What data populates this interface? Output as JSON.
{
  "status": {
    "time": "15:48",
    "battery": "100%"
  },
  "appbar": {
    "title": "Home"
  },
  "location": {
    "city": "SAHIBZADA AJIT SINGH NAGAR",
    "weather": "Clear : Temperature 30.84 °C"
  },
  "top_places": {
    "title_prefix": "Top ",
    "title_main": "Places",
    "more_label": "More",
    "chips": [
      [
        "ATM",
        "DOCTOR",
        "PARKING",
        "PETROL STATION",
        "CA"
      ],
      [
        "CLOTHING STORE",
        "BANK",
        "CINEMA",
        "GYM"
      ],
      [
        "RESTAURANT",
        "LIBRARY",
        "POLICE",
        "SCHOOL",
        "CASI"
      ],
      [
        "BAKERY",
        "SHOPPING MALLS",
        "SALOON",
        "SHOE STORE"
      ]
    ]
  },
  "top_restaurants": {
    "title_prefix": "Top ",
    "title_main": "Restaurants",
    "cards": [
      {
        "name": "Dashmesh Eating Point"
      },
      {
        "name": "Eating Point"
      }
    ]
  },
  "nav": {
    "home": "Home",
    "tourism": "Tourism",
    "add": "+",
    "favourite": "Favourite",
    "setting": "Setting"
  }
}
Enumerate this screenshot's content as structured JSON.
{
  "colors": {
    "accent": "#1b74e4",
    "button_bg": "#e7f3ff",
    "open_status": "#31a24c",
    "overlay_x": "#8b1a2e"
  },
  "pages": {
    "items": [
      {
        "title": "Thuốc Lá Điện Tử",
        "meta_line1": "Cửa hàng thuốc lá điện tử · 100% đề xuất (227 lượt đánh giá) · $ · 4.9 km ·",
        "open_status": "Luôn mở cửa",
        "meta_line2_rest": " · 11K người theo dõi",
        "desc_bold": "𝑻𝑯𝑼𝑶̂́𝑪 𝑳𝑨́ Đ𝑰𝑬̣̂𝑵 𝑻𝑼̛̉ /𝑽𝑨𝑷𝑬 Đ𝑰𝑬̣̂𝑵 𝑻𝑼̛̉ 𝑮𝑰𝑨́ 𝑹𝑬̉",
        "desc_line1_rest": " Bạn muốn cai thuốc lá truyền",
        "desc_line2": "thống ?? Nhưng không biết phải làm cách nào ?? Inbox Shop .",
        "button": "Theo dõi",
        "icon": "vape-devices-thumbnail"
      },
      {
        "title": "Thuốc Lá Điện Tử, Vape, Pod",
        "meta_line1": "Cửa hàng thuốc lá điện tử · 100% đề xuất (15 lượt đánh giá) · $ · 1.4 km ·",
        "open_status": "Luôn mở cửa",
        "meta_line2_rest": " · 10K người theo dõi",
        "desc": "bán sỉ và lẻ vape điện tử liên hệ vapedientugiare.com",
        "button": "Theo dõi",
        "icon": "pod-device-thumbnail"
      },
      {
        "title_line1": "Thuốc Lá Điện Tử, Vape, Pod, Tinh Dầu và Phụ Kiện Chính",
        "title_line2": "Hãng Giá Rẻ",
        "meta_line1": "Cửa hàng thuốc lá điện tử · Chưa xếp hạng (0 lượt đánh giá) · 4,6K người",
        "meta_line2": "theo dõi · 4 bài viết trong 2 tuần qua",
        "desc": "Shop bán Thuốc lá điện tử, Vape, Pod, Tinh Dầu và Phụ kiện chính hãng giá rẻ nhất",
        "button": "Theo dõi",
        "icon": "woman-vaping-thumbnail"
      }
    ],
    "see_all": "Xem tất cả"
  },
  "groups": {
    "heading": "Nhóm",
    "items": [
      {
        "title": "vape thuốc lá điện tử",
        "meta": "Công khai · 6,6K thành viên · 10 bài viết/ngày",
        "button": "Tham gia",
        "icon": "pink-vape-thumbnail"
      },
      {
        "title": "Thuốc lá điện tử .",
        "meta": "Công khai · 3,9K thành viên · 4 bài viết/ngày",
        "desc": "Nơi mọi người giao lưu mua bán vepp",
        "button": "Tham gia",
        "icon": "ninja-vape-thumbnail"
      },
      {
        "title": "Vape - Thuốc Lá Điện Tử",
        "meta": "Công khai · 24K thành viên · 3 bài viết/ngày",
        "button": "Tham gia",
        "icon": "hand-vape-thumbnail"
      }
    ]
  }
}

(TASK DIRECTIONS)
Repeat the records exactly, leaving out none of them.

(TASK ANSWER)
What data populates this interface? Output as JSON.
{
  "status": {
    "time": "15:48",
    "battery": "100%"
  },
  "appbar": {
    "title": "Home"
  },
  "location": {
    "city": "SAHIBZADA AJIT SINGH NAGAR",
    "weather": "Clear : Temperature 30.84 °C"
  },
  "top_places": {
    "title_prefix": "Top ",
    "title_main": "Places",
    "more_label": "More",
    "chips": [
      [
        "ATM",
        "DOCTOR",
        "PARKING",
        "PETROL STATION",
        "CA"
      ],
      [
        "CLOTHING STORE",
        "BANK",
        "CINEMA",
        "GYM"
      ],
      [
        "RESTAURANT",
        "LIBRARY",
        "POLICE",
        "SCHOOL",
        "CASI"
      ],
      [
        "BAKERY",
        "SHOPPING MALLS",
        "SALOON",
        "SHOE STORE"
      ]
    ]
  },
  "top_restaurants": {
    "title_prefix": "Top ",
    "title_main": "Restaurants",
    "cards": [
      {
        "name": "Dashmesh Eating Point"
      },
      {
        "name": "Eating Point"
      }
    ]
  },
  "nav": {
    "home": "Home",
    "tourism": "Tourism",
    "add": "+",
    "favourite": "Favourite",
    "setting": "Setting"
  }
}
Enumerate this screenshot's content as structured JSON.
{
  "colors": {
    "accent": "#1b74e4",
    "button_bg": "#e7f3ff",
    "open_status": "#31a24c",
    "overlay_x": "#8b1a2e"
  },
  "pages": {
    "items": [
      {
        "title": "Thuốc Lá Điện Tử",
        "meta_line1": "Cửa hàng thuốc lá điện tử · 100% đề xuất (227 lượt đánh giá) · $ · 4.9 km ·",
        "open_status": "Luôn mở cửa",
        "meta_line2_rest": " · 11K người theo dõi",
        "desc_bold": "𝑻𝑯𝑼𝑶̂́𝑪 𝑳𝑨́ Đ𝑰𝑬̣̂𝑵 𝑻𝑼̛̉ /𝑽𝑨𝑷𝑬 Đ𝑰𝑬̣̂𝑵 𝑻𝑼̛̉ 𝑮𝑰𝑨́ 𝑹𝑬̉",
        "desc_line1_rest": " Bạn muốn cai thuốc lá truyền",
        "desc_line2": "thống ?? Nhưng không biết phải làm cách nào ?? Inbox Shop .",
        "button": "Theo dõi",
        "icon": "vape-devices-thumbnail"
      },
      {
        "title": "Thuốc Lá Điện Tử, Vape, Pod",
        "meta_line1": "Cửa hàng thuốc lá điện tử · 100% đề xuất (15 lượt đánh giá) · $ · 1.4 km ·",
        "open_status": "Luôn mở cửa",
        "meta_line2_rest": " · 10K người theo dõi",
        "desc": "bán sỉ và lẻ vape điện tử liên hệ vapedientugiare.com",
        "button": "Theo dõi",
        "icon": "pod-device-thumbnail"
      },
      {
        "title_line1": "Thuốc Lá Điện Tử, Vape, Pod, Tinh Dầu và Phụ Kiện Chính",
        "title_line2": "Hãng Giá Rẻ",
        "meta_line1": "Cửa hàng thuốc lá điện tử · Chưa xếp hạng (0 lượt đánh giá) · 4,6K người",
        "meta_line2": "theo dõi · 4 bài viết trong 2 tuần qua",
        "desc": "Shop bán Thuốc lá điện tử, Vape, Pod, Tinh Dầu và Phụ kiện chính hãng giá rẻ nhất",
        "button": "Theo dõi",
        "icon": "woman-vaping-thumbnail"
      }
    ],
    "see_all": "Xem tất cả"
  },
  "groups": {
    "heading": "Nhóm",
    "items": [
      {
        "title": "vape thuốc lá điện tử",
        "meta": "Công khai · 6,6K thành viên · 10 bài viết/ngày",
        "button": "Tham gia",
        "icon": "pink-vape-thumbnail"
      },
      {
        "title": "Thuốc lá điện tử .",
        "meta": "Công khai · 3,9K thành viên · 4 bài viết/ngày",
        "desc": "Nơi mọi người giao lưu mua bán vepp",
        "button": "Tham gia",
        "icon": "ninja-vape-thumbnail"
      },
      {
        "title": "Vape - Thuốc Lá Điện Tử",
        "meta": "Công khai · 24K thành viên · 3 bài viết/ngày",
        "button": "Tham gia",
        "icon": "hand-vape-thumbnail"
      }
    ]
  }
}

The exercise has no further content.